Like in the case of New Zealand, China is Australia’s largest trading partner.
But as opposed to New Zealand, the focus on trade between China and Australia has always been more on iron ore, coal and other minerals.
China accounts for one-third of Australia’s exports - making it a significant player in the health of Australia’s economy.
Australia’s iron ore and coal trade with China
For years, Australia has been able to rely on China’s interests in iron ore and coal.
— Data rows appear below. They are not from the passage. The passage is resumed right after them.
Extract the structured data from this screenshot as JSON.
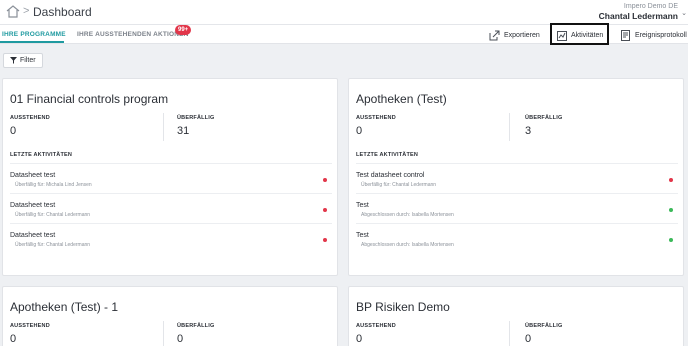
{
  "header": {
    "page_title": "Dashboard",
    "breadcrumb_separator": ">",
    "user_org": "Impero Demo DE",
    "user_name": "Chantal Ledermann"
  },
  "tabs": {
    "programs": "IHRE PROGRAMME",
    "pending": "IHRE AUSSTEHENDEN AKTIONEN",
    "pending_badge": "99+"
  },
  "actions": {
    "export": "Exportieren",
    "activities": "Aktivitäten",
    "event_log": "Ereignisprotokoll"
  },
  "filter_label": "Filter",
  "colors": {
    "accent": "#1f9aa0",
    "badge": "#e2364a",
    "status_red": "#e2364a",
    "status_green": "#3cb95a"
  },
  "cards": [
    {
      "title": "01 Financial controls program",
      "pending_label": "AUSSTEHEND",
      "pending_value": "0",
      "overdue_label": "ÜBERFÄLLIG",
      "overdue_value": "31",
      "activities_label": "LETZTE AKTIVITÄTEN",
      "activities": [
        {
          "name": "Datasheet test",
          "sub": "Überfällig für: Michala Lind Jensen",
          "status": "red"
        },
        {
          "name": "Datasheet test",
          "sub": "Überfällig für: Chantal Ledermann",
          "status": "red"
        },
        {
          "name": "Datasheet test",
          "sub": "Überfällig für: Chantal Ledermann",
          "status": "red"
        }
      ]
    },
    {
      "title": "Apotheken (Test)",
      "pending_label": "AUSSTEHEND",
      "pending_value": "0",
      "overdue_label": "ÜBERFÄLLIG",
      "overdue_value": "3",
      "activities_label": "LETZTE AKTIVITÄTEN",
      "activities": [
        {
          "name": "Test datasheet control",
          "sub": "Überfällig für: Chantal Ledermann",
          "status": "red"
        },
        {
          "name": "Test",
          "sub": "Abgeschlossen durch: Isabella Mortensen",
          "status": "green"
        },
        {
          "name": "Test",
          "sub": "Abgeschlossen durch: Isabella Mortensen",
          "status": "green"
        }
      ]
    },
    {
      "title": "Apotheken (Test) - 1",
      "pending_label": "AUSSTEHEND",
      "pending_value": "0",
      "overdue_label": "ÜBERFÄLLIG",
      "overdue_value": "0"
    },
    {
      "title": "BP Risiken Demo",
      "pending_label": "AUSSTEHEND",
      "pending_value": "0",
      "overdue_label": "ÜBERFÄLLIG",
      "overdue_value": "0"
    }
  ]
}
However, the landscape has changed recently.
China’s construction industry has slowed down in the last year or so, affecting the demand for these commodities.
Further, China has found cheaper sources for these commodities, for example Brazil.
Coupled with these, and a more pressing issue, is China’s problems with pollution.
In mid September, in an effort to continue to curb pollution, the Chinese government imposed restrictions on the type of coal it will import.
The new restriction means that a large percentage of the 40 odd million tons of coal that Australia exports to China will no longer qualify.
At the same time, the unemployment rate in the Australian mining industry has increased significantly. Some of the mining companies are diversifying as a result.
Australia’s Plan B with China
Amid the changes in the iron ore and coal landscape, as the Aussie dollar weakened, some industries have risen to take over the burden of sustaining the economy.
The list includes agriculture, education and tourism. Do these look familiar?
Yes, they are significant industries for New Zealand.
In fact, some of the diversification done by the mining companies in Australia, mentioned above, is actually directed towards agriculture.
At the same time, there have been incoming interests from Chinese companies into Australia’s agriculture industry. Recently, Chinese state-owned enterprise Beijing Agricultural Investment Fund has committed US$2.7 billion to Australia’s dairy, beef, lamb and aquaculture industries.
Chances are high for further collaboration if the free trade agreement between the countries goes through later this year.
For a start, a private Chinese company has just bought Elizabeth Downs cattle station (205,000 hectare of land and 9,000 head of cattle) for US$17 million in northern Australia.
Tourist arrivals from China into Australia are up 14 percent this year. A Hong Kong property developer has recently been approved to build a US$7.2 billion resort in Queensland with the anticipation of increasing Chinese visitors in Australia.
Implications for New Zealand’s Plan A with China
No economy lives in a vacuum. While it is common for New Zealand to compare itself with Australia on many aspects, we also want to believe we are different.
Iron ore and coal is not New Zealand’s cup of tea.
Agriculture, tourism and education were not really on the priority list for Australia’s trade with China until now.
These industries have been Australia’s Plan B with China, but now they are called into action.
And their actions mean a potential head-on clash with New Zealand’s Plan A with China.
As with Australia, there have been lots of interests in the agriculture industry in New Zealand by Chinese investors.
While we can be uptight about it based on what values New Zealand can derive from such purchases, the literature on foreign direct investment offers lots of empirical evidence on its benefits. The literature also provides a lot of ways to which such values can be extracted.
Now that Australia is into the game, it would be wise to rethink the plan here.
While New Zealand is trying to make itself a stand-alone holiday destination for (Chinese) travellers, it may also be useful to consider making sure that the offer to travellers with Australia as a packaged deal continues to be part of the strategy.
A dual strategy, as a stand-alone and a packaged destination, will ensure that we ride on the bandwagon effect of a tourism boom in Australia from China.
Whether we like it or not, as we are located near Australia, some of the capital flow coming this way can potentially be a zero-sum situation with Australia.
It is important to ensure that we observe closely what is happening between Australia and China to make sure we are not missing the boat.
Professor Siah Hwee Ang holds the BNZ Chair in Business in Asia at Victoria University. He writes a regular column here focused on understanding the challenges and opportunities for New Zealand in our trade with China. You can contact him here